The Communities Program funding will prioritize projects that expand access to EV charging and alternative fueling infrastructure within rural areas, low- and moderate-income neighborhoods, and communities with a low ratio of private parking spaces. Legacy housing practices like redlining and highway placement have resulted in disadvantaged communities and communities of color being closer to highway corridors, which results in worse public health outcomes from pollution exposure. Depot charging should be deemed eligible for Corridors and Communities grants from U.S. DOT within a coming NOFO as infrastructure for commercial fleets in underserved areas along corridors or within local communities can provide significant electrification, emissions, local air quality and workforce benefits.

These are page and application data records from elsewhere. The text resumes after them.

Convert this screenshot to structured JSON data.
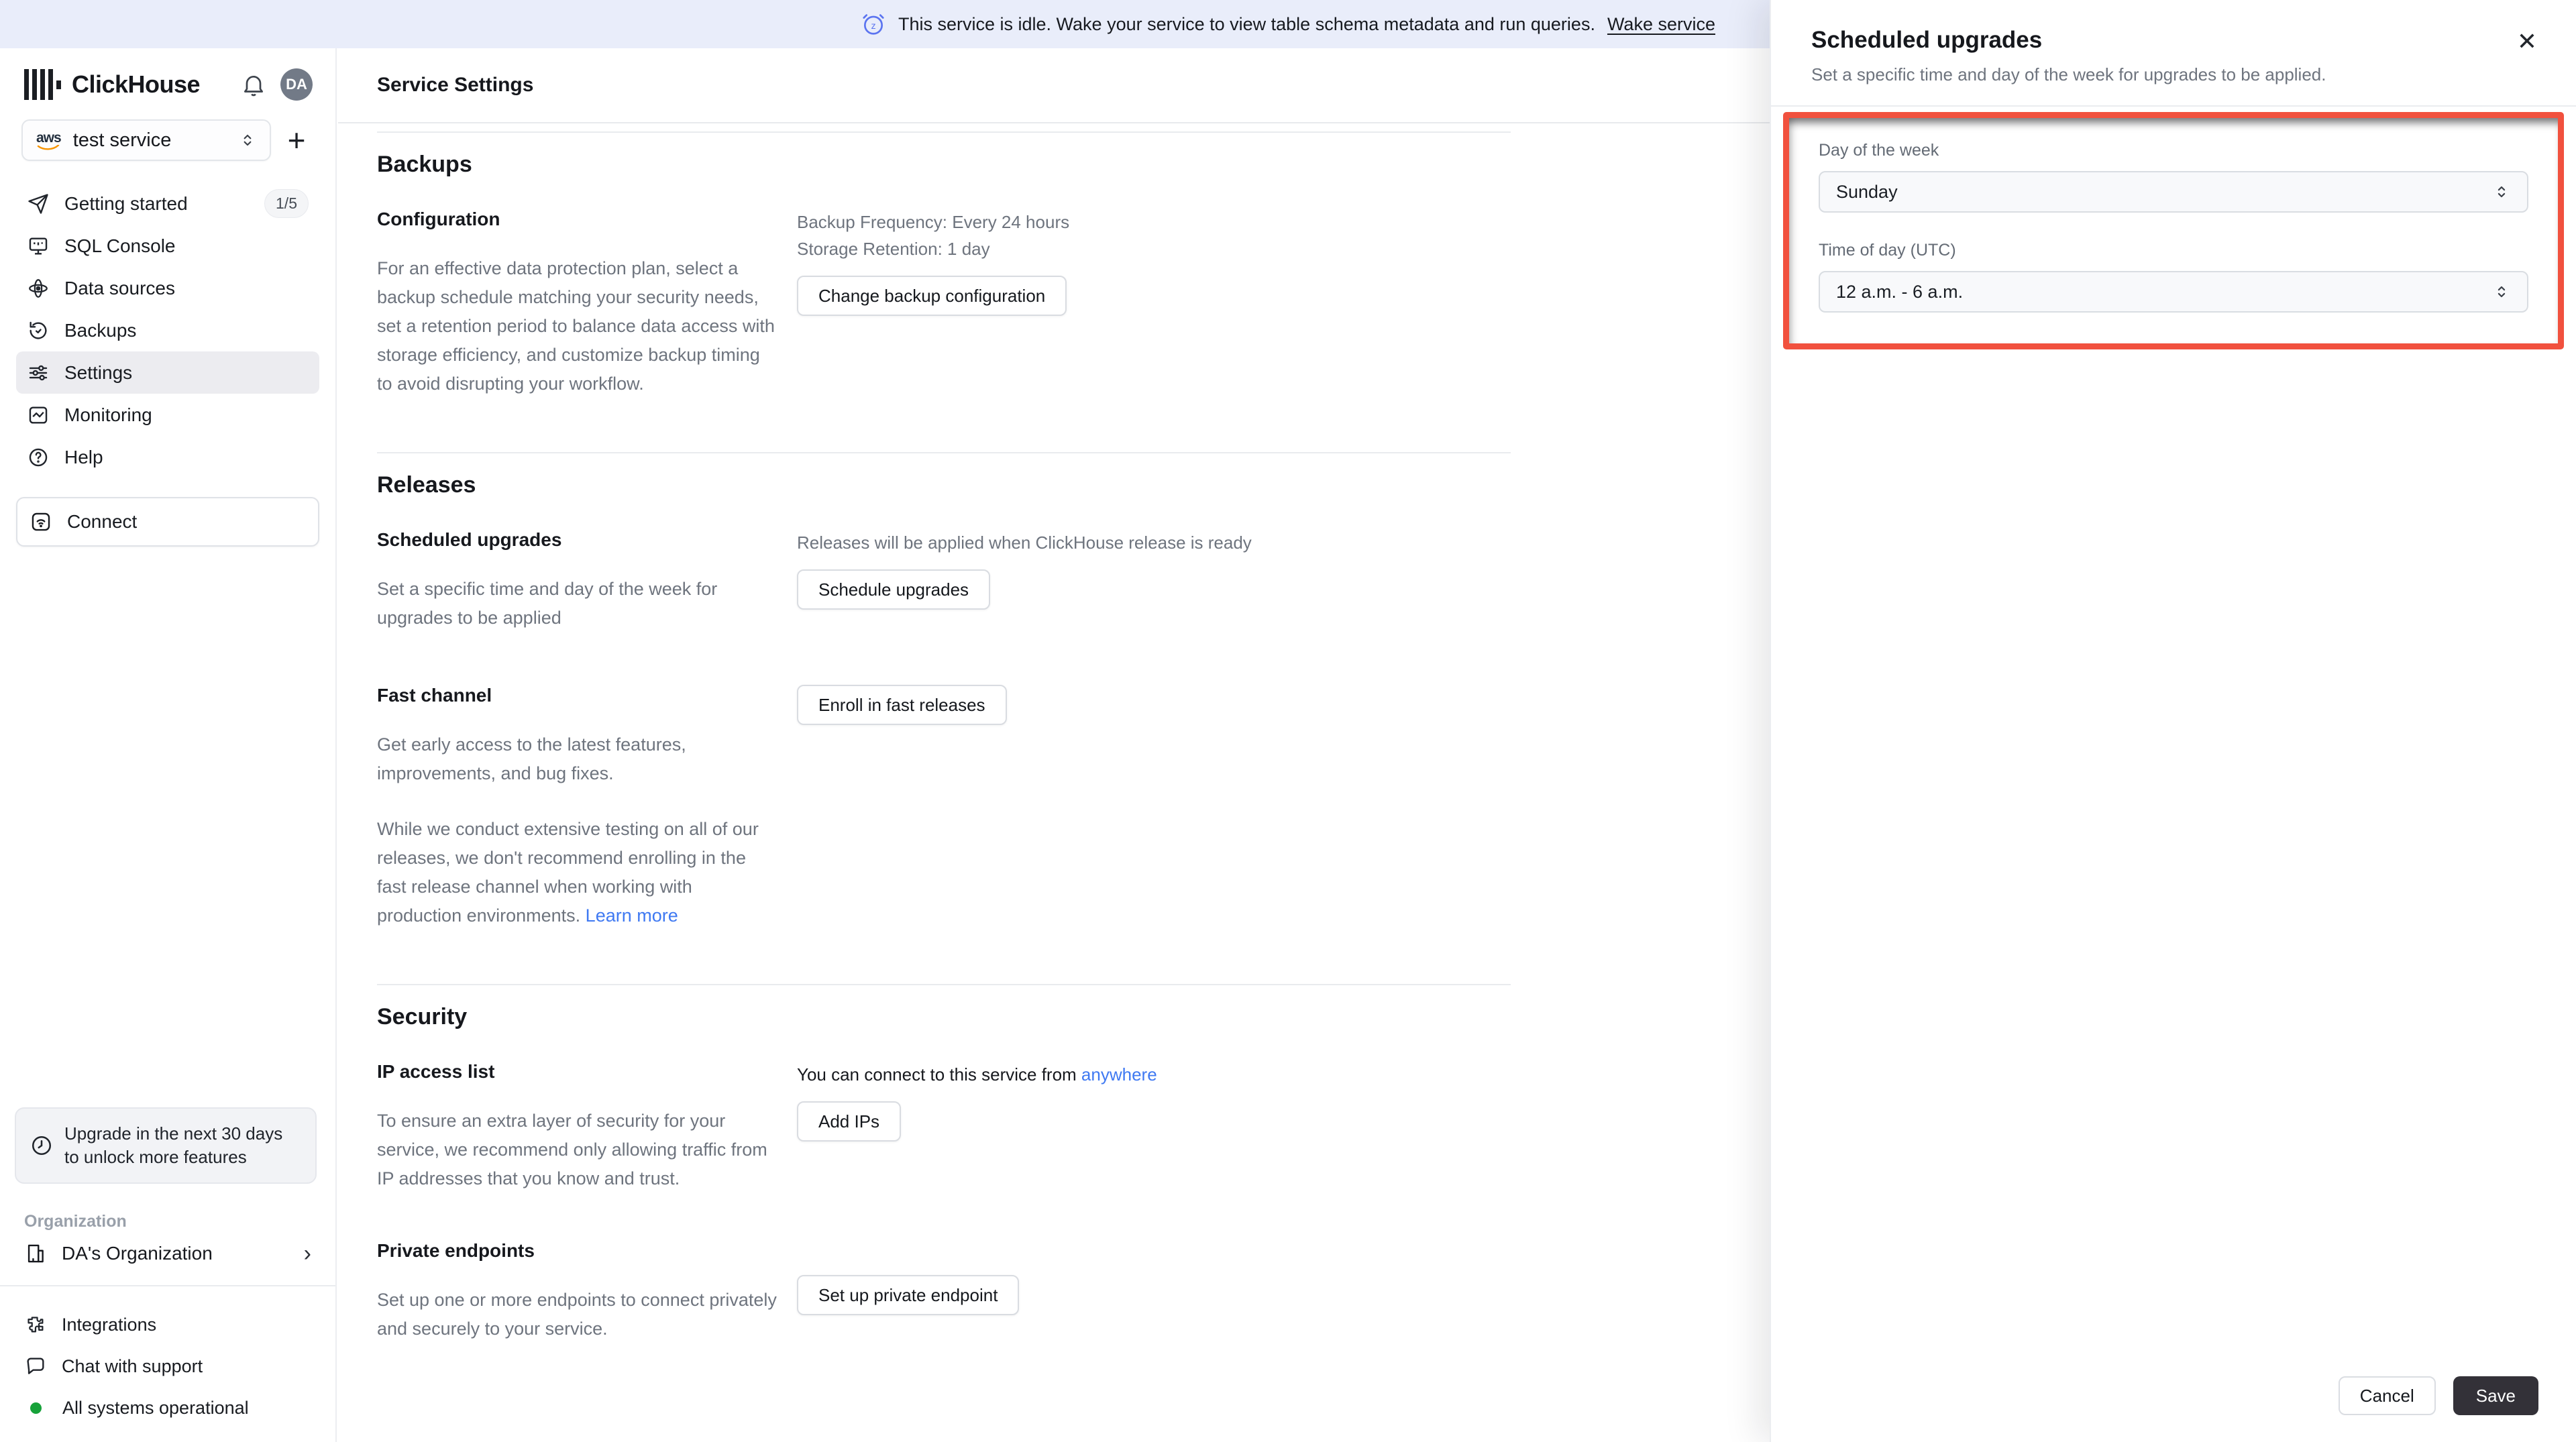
{
  "banner": {
    "text": "This service is idle. Wake your service to view table schema metadata and run queries.",
    "link": "Wake service"
  },
  "icons": {
    "close": "✕",
    "plus": "+",
    "chevron_right": "›"
  },
  "sidebar": {
    "brand": "ClickHouse",
    "avatar": "DA",
    "service_selector": {
      "label": "test service",
      "provider": "aws"
    },
    "nav": [
      {
        "label": "Getting started",
        "badge": "1/5"
      },
      {
        "label": "SQL Console"
      },
      {
        "label": "Data sources"
      },
      {
        "label": "Backups"
      },
      {
        "label": "Settings"
      },
      {
        "label": "Monitoring"
      },
      {
        "label": "Help"
      }
    ],
    "connect_label": "Connect",
    "upgrade_notice": "Upgrade in the next 30 days to unlock more features",
    "org_section_label": "Organization",
    "org_name": "DA's Organization",
    "footer": {
      "integrations": "Integrations",
      "chat": "Chat with support",
      "status": "All systems operational"
    }
  },
  "main": {
    "title": "Service Settings",
    "backups": {
      "heading": "Backups",
      "config_label": "Configuration",
      "frequency": "Backup Frequency: Every 24 hours",
      "retention": "Storage Retention: 1 day",
      "change_btn": "Change backup configuration",
      "desc": "For an effective data protection plan, select a backup schedule matching your security needs, set a retention period to balance data access with storage efficiency, and customize backup timing to avoid disrupting your workflow."
    },
    "releases": {
      "heading": "Releases",
      "scheduled_label": "Scheduled upgrades",
      "note": "Releases will be applied when ClickHouse release is ready",
      "schedule_btn": "Schedule upgrades",
      "scheduled_desc": "Set a specific time and day of the week for upgrades to be applied",
      "fast_label": "Fast channel",
      "enroll_btn": "Enroll in fast releases",
      "fast_desc1": "Get early access to the latest features, improvements, and bug fixes.",
      "fast_desc2": "While we conduct extensive testing on all of our releases, we don't recommend enrolling in the fast release channel when working with production environments. ",
      "learn_more": "Learn more"
    },
    "security": {
      "heading": "Security",
      "ip_label": "IP access list",
      "connect_note": "You can connect to this service from ",
      "anywhere": "anywhere",
      "add_ips_btn": "Add IPs",
      "ip_desc": "To ensure an extra layer of security for your service, we recommend only allowing traffic from IP addresses that you know and trust.",
      "pe_label": "Private endpoints",
      "pe_desc": "Set up one or more endpoints to connect privately and securely to your service.",
      "pe_btn": "Set up private endpoint"
    }
  },
  "panel": {
    "title": "Scheduled upgrades",
    "description": "Set a specific time and day of the week for upgrades to be applied.",
    "fields": [
      {
        "label": "Day of the week",
        "value": "Sunday"
      },
      {
        "label": "Time of day (UTC)",
        "value": "12 a.m. - 6 a.m."
      }
    ],
    "cancel_label": "Cancel",
    "save_label": "Save"
  }
}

A great example of these types of projects, which the U.S. DOT could emulate, can be seen with California’s Charging Access for Reliable On-Demand Transportation Services (CARTS) competitive grant program. The grant funds are being used for projects that support EV charging infrastructure for high-mileage on-demand transportation services including services such as ride-hailing, taxis, and meal and grocery delivery. For example, a recent CARTS grant was awarded to develop a ride-hailing electric vehicle charging hub in Santa Ana, Calif., that will serve the John Wayne International Airport and surrounding Orange County region with electric taxi service and directly employ several hundred drivers, with benefits, from disadvantaged communities in the area.

The IIJA establishes a novel dynamic in which state and local entities receive federal funding but are encouraged to partner with a private entity that will fund 20 percent of the project expenses. Beyond designing and administering the NEVI funds, states can better attract federal dollars by designating a central contact to enhance public-private sector coordination and shepherd charging infrastructure projects and grants. States can look to examples of centralized processes such as Arizona DOT’s assignment of a grants coordinator and executive grant team to create efficiencies for the state and private-sector grant proponents.

The IIJA funds for EV charging will not fully solve the infrastructure challenge for the electrification of transportation, but it is a significant down payment on this critical energy systems transition. By establishing programs and processes that support the deployment of charging infrastructure across the spectrum of vehicles, the public sector can better ensure that the infrastructure is available when it is needed to decarbonize transportation — the cars and trucks are coming fast and need charging.

David Schlosberg is vice president, Solutions, for TeraWatt Infrastructure. Prior to joining TeraWatt, David was head of Energy Services, North America, for Enel X eMobility, where he led the business line's participation in energy and environmental markets, load management programs for electric utilities, smart charging partnerships with electric vehicle automakers and strategy for vehicle-to-grid integration technology. Previously, he was principal, Energy Market Analysis, within the Alphabet/Google Access and Energy division, where he was responsible for regulatory activities as well as related business development initiatives with utilities, energy management providers and renewable energy companies.